Historical research is often the first step in building a custom ship model. Sometimes drawings of the vessel have survived; this may be particularly true for Navy ships, not so much for merchant vessels. Depending how far back in time we go, the information becomes sparse and much harder to find. A variety of artwork such as carvings, etchings, paintings and even surviving models, may sometimes be our best source of information for vessels of the 16th century and earlier.
Photography doesn't help us at all unless we get to the latter half of the nineteenth century. For all intents and purposes no photographs of vessels exist from before the late 1850's. Of course the color scheme is also hard to discern from the shades of grey on black and white photography.
Contemporary paintings can give us very valuable information if we keep in mind that the artist may have used a bit of artistic license. Quite often paintings of the same vessel show her quite differently. Sometimes this can be contributed to the ship's configuration and paint scheme changing over time, sometimes it can not. Even after Naval paint schemes became somewhat standardised, a captain's preference often played a role in the selection of paints and colors.

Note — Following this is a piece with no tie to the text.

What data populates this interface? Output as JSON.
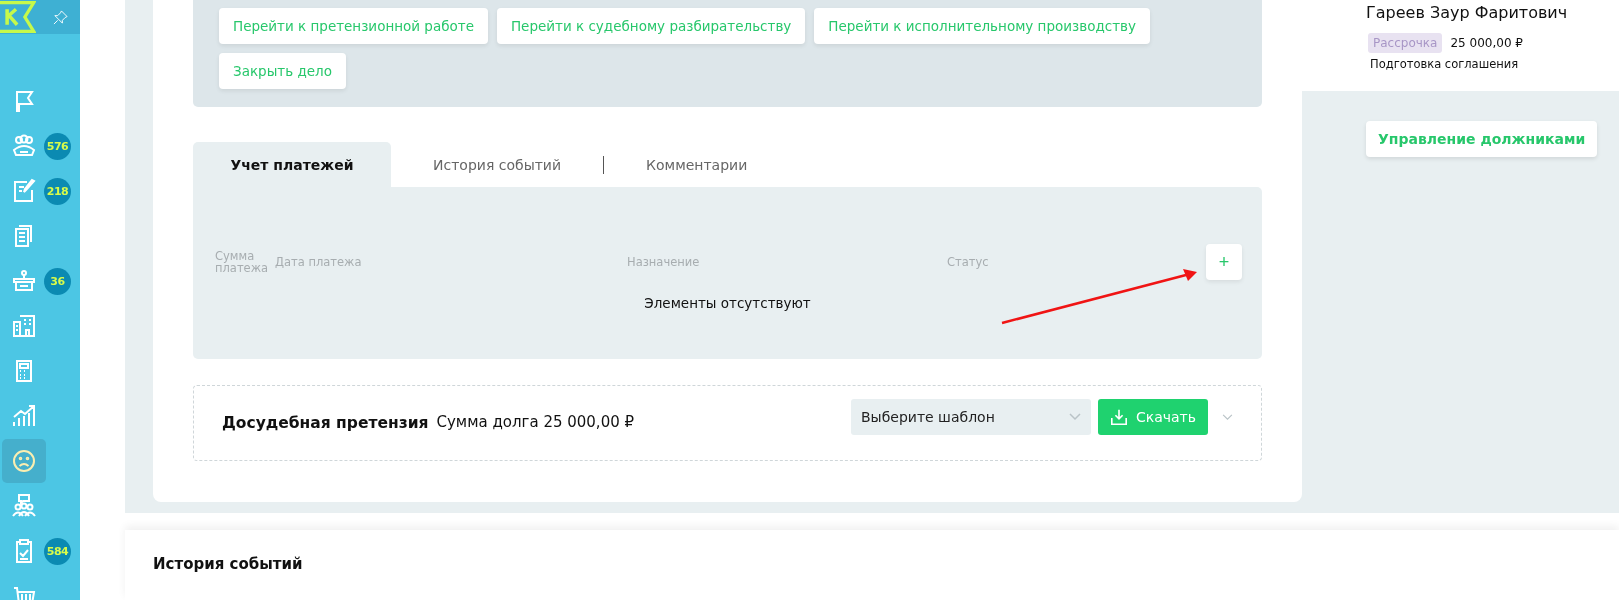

It is this gathering of bits and pieces of evidence that will create a defined outline of what the ship should or could have looked like. An image of the model is starting to develop.